How to Make Networking Work For You
If not properly managed, networking can be a necessary evil, both feared and ignored by many accountants, or a way to over schedule yourself into feeling busy, without actually having any quantifiable return to show for the time investment.
For me, networking sits somewhere in the middle where I now expect solid connections that stay with me as I continue to grow my career.
After a few years of owning my own consultancy and coming close to closing a decade of work as an accounting consultant, I’ve learned a few things that help focus my networking efforts, allowing me to balance my entrepreneur hat portfolio of boss/manager, sales person and technician.
In a nutshell, professional services consultants must find a balance. Unlike manufacturing companies or other product-driven sales organizations, our time is our product and we have to respect it accordingly.
There are a few different avenues to network. Finding your balance of different networking outlets is the first step.
General Networking Groups. General networking groups and events are everywhere. It takes some time to decide on the mix that will work for you. However, the upside to a general networking group or event lies in the exposure to completely new people. While some of these groups have a certain focus, others are pretty general. Some are paid, and others simply require the time to find them. Find Them Online: Meetup, BNI, library websites and chamber of commerce sites.
Thought Leader or Knowledge-based Networking. If you’ve ever been to a LinkedIn group or possibly coached as part of a group, you participated in a knowledge-based networking group. It’s a great way to meet prospective clients or other industry professionals and show value. I’ve made strong, long-term connections this way, both online and offline. Find Them Online: LinkedIn, MosaicHub and professional association websites.

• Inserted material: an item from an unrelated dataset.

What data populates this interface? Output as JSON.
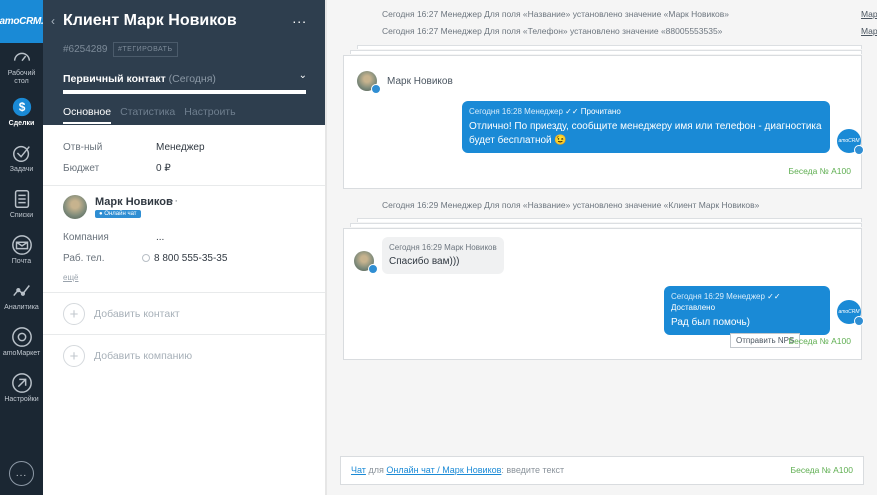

Education-based Networking. Learning about something new can also lead to meeting new connections. This gives you an opportunity to develop strong long-term connections. Find Them Online: Score, SBA and local business development organization websites.
Social Networking. Ah, the Facebook pages and the Twitters. When it comes to social networking, your professional face becomes your personal one as well. Nowadays, the professional and personal networking lines keep crossing paths. If you aren’t comfortable with sharing personal details or events with your professional colleagues, you will want to be aware of your list, privacy, and other settings. Find Them Online: Facebook, Twitter and Google+.
Now that you have your basics down, how should you go about it?
Budget the hours you will spend on networking, and stick to it: Don’t attend every morning business meetup with a free continental attached, unless you just really like free breakfast. Try to expand your outlook and reach outside of your immediate circle. If a few meetings don’t result in a strong connection, contact, or referral, move onto another group. Shake it up a little, whether it be in geographic area or otherwise.
Know who you are out to meet: Whether you are out to meet colleagues, prospects, or just out to learn about a new topic, go to your networking event with a focus in mind.
Networking with related industries, such as banking professionals, small business marketing consultants and graphic designers, has its own unique potential. Not only are you meeting colleagues, but you are also meeting prospective clients through word of mouth.
In addition, don’t be afraid to ask a colleague, “Hey, I’m trying to find some x opportunities. Do you have any contacts or ideas?” A warm introduction is always preferred to a cold call, and most people like being asked for their opinion, and to help out.
Be a thought leader: Everyone should be a thought leader. We’ve entered an era where, in business at least, everyone is looking for an expert with an edge, and your unique ideas or approach will become your calling card. Develop some unique (keyword – unique) content and ideas, don’t be afraid to show your passion and voice, and be someone others can come to for advice.
Show and bring value: Networking is two-sided. It’s important to add value to a new networking relationship, and for it to be mutually beneficial. At the very least, it’s good to have a colleague to bounce ideas off of. Eventually, many networking contacts will fade away, but the truly valuable ones will always be there.
The idea is to have a nice mix of networking events that provide a balanced spread of exposure, knowledge-growth, and other benefits, without eating away your day. While you don’t want to introduce yourself with dollar signs in your eyes (we can all see them from a few hundred yards away, guys), walking into mutually beneficial and naturally fitting business relationships is always going to help your business and network grow.